To Read or Not to Read—Supporting Reading at Home
Books have always provided an escape for the reader, time to explore another world of characters or broaden knowledge and understanding on a topic. The range of books, texts and stories available to us are never ending and it is up to us to find the one that will hook us and make us want to keep reading. As parents, teachers and models to the boys at Newington we can create a base where the boys want to read. Not read because they have to but read for the pure pleasure of doing so.
During the school day the boys have time for uninterrupted reading: any genre, text type or story line they choose! And wow do we have some interesting choices. Ranging from the wild heroics of Captain Underpants, to the dark and twisted tales written by Stephen King and even the biological findings of David Attenborough, our boys show their love for reading. There is always the space to develop this love further, so the boys continue to be avid readers in constant search of knowledge and meaning.
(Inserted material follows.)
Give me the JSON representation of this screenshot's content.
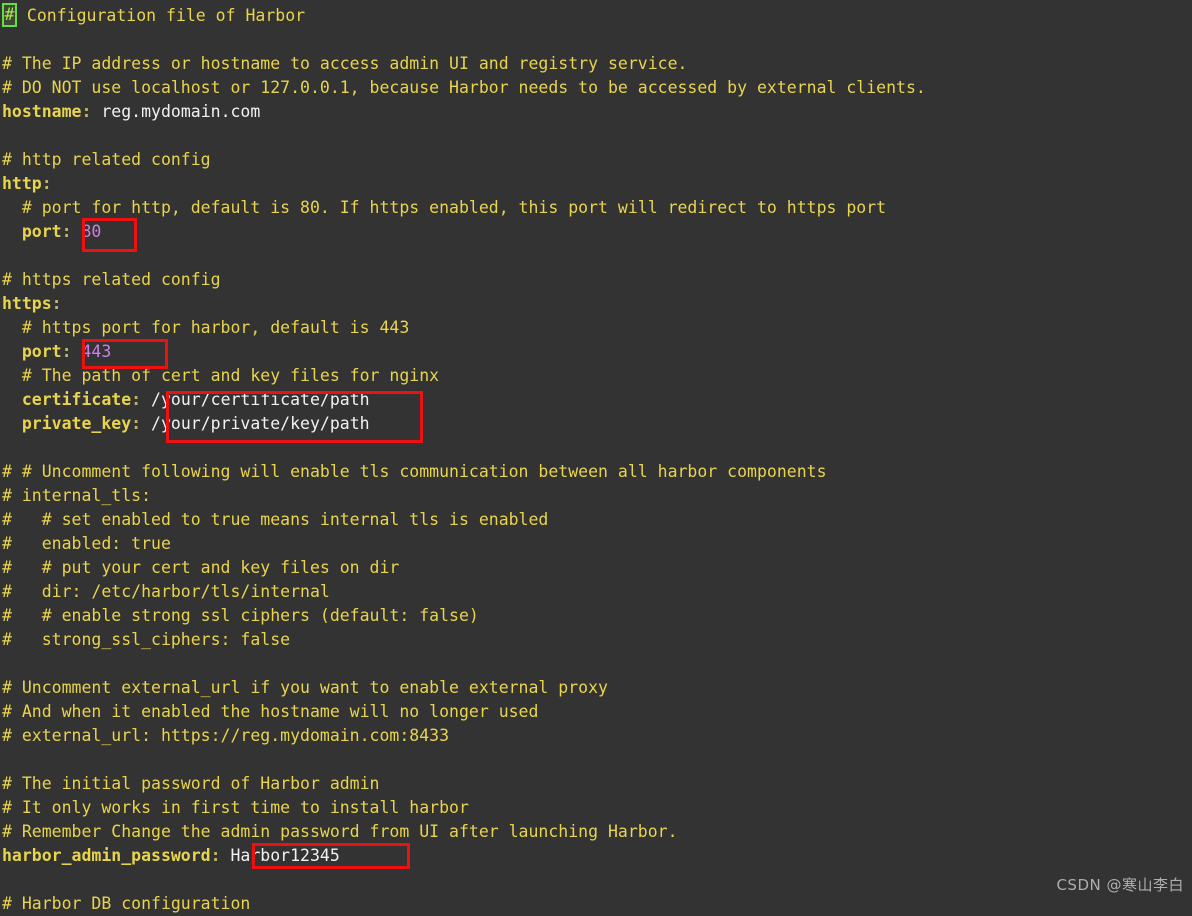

Australian Bureau of Statistics data suggests a statistically significant fall in reading for pleasure in six-year period from 2006-2012. The highest fall is in ages 12-14. We have the ability to encourage the boys reading while they are still in primary school so that they want to read for pleasure, not just at school but at home and in other settings.
Allowing time at home for the boys to engage in voluntary reading time, of a text of their choice, has been found to have a positive effect on comprehension, vocabulary, writing and spelling. Not only do these improve, but voluntary reading time for students at school and at home improves:
- Quality of reading
- General knowledge
- Understanding of the English language and its grammatical features
- Overall thinking and analysing ability
- Comprehension of discipline-specific texts
Successful reading is more than just ‘read aloud’ fluency and performance. Providing a child with a secure, safe and comfortable environment for them to read to themselves, read to an adult, or listen to someone reading promotes confidence, modelling and a shared love for reading, even if it is just for 10 minutes a day.
Some ways you can help facilitate successful reading at home are as follows:
Asking questions to promote communication:
What do you think?
What would you do?
What do you think will happen next?
What do you know about…?
Why do you think that happened?
Sharing a book, taking the time to read it together each day whether it be a picture or chapter book.
Have quality books easily accessible and available.
Combine languages, reading and play to extend vocabulary in all languages.
Encourage children to read a text that they enjoy. Whether a comic book, picture book, graphic novel or chapter book it is still a starting place and can be developed as a child’s love for reading deepens.
“A reader lives a thousand lives before he dies . . . The man who never reads lives only one.” – George R.R. Martin
Elissa Julian – Learning Enhancement Intern